Unspecific Objects

By Bonnie Rosenberg

April 6, 2010

Minimalist art often confounds the viewing public. In his seminal 1965 essay “Specific Objects,” Donald Judd explained: “It isn’t necessary for a work to have a lot of things to look at, to compare, to analyze one by one, to contemplate. The thing as a whole, its quality as a whole, is what is interesting.” Much clearer.

The Thierry Goldberg Projects’ exhibit Unspecific Objects brings together six artists—Martin Basher, Jona Bechtolt, Daniel Ellis, Rashawn Griffin, David Scanavino and Takayuki Kubota—who were all charged with the task of reinterpreting Judd’s brand of reductionism. Think of it as minimalism 6.0.

The included works aren’t just regurgitated versions of Judd’s polychrome steel boxes, they’re pieces that speak to the future of minimalist art. Using both classically minimalist materials (concrete and Dan Flavin-esque fluorescent lights) and those outside the movement—TV screens, posters and fabric—these pieces rejuvenate a deceptively stark artistic genre.

Griffin’s “The Haberdasher” greets the viewer with a plaid fabric-clad canvas suspended from the ceiling. Presumably, the piece is merely a textile rectangle, a work that is “neither painting nor sculpture.” But the other side reveals a Rauschenbergian combine. This covert canvas jumbles images of huts, flowers, copulating beetles and a torn book page. It’s unexpected and a harbinger of good things to come in this small exhibit.

“Untitled (Rope Cast)” by Scanavino is more reminiscent of traditional minimalist art. This sculptural diptych features a deep rope impression that slithers through two plaster blocks like a fossilized worm. Though sparse materially, this piece is surprisingly referential, bringing to mind Duchamp’s “3 Standard Stoppages.” What appears to be a haphazard cast is in fact quite deliberate.

A cumbersome television slumps in the corner of the gallery’s second room. The TV’s blank screen fills repeatedly with the familiar colors of a broadcast test pattern.
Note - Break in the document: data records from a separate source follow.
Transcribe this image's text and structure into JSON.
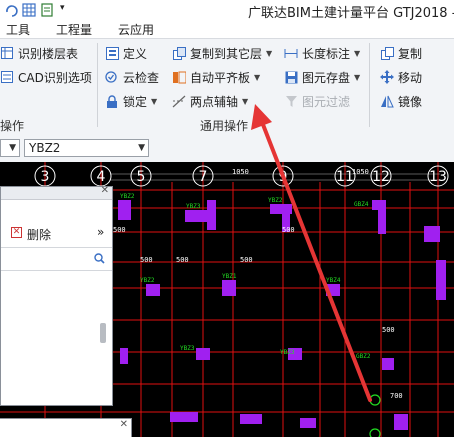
{
  "window": {
    "title": "广联达BIM土建计量平台 GTJ2018 - [F"
  },
  "menu": {
    "items": [
      "工具",
      "工程量",
      "云应用"
    ]
  },
  "ribbon": {
    "left_group": {
      "items": [
        "识别楼层表",
        "CAD识别选项"
      ],
      "label": "操作"
    },
    "common_ops": {
      "label": "通用操作",
      "define": "定义",
      "cloud_check": "云检查",
      "lock": "锁定",
      "copy_to_floors": "复制到其它层",
      "auto_slab": "自动平齐板",
      "two_point_axis": "两点辅轴",
      "length_dim": "长度标注",
      "elem_save": "图元存盘",
      "elem_filter": "图元过滤"
    },
    "edit_group": {
      "copy": "复制",
      "move": "移动",
      "mirror": "镜像"
    }
  },
  "selector": {
    "type_value": "YBZ2"
  },
  "panel": {
    "delete_label": "删除",
    "more": "»"
  },
  "canvas": {
    "axis_labels": [
      {
        "text": "3"
      },
      {
        "text": "4"
      },
      {
        "text": "5"
      },
      {
        "text": "7"
      },
      {
        "text": "9"
      },
      {
        "text": "11"
      },
      {
        "text": "12"
      },
      {
        "text": "13"
      }
    ],
    "column_labels": [
      "YBZ2",
      "YBZ3",
      "YBZ4",
      "YBZ1",
      "GBZ4",
      "GBZ2"
    ],
    "dim_labels": [
      "500",
      "1050",
      "700"
    ]
  },
  "colors": {
    "grid_red": "#e01010",
    "column_fill": "#a020f0",
    "annotation_green": "#22dd22",
    "arrow_red": "#e53535"
  }
}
For each sliver, there is an accompanying tone that fills the space with a vaguely ominous cacophony of sound.

Minimalism concentrated on medium and the object, much like these works do. But these artists are challenging the past rather than being slaves to it. And for the most part, they are doing it quite successfully.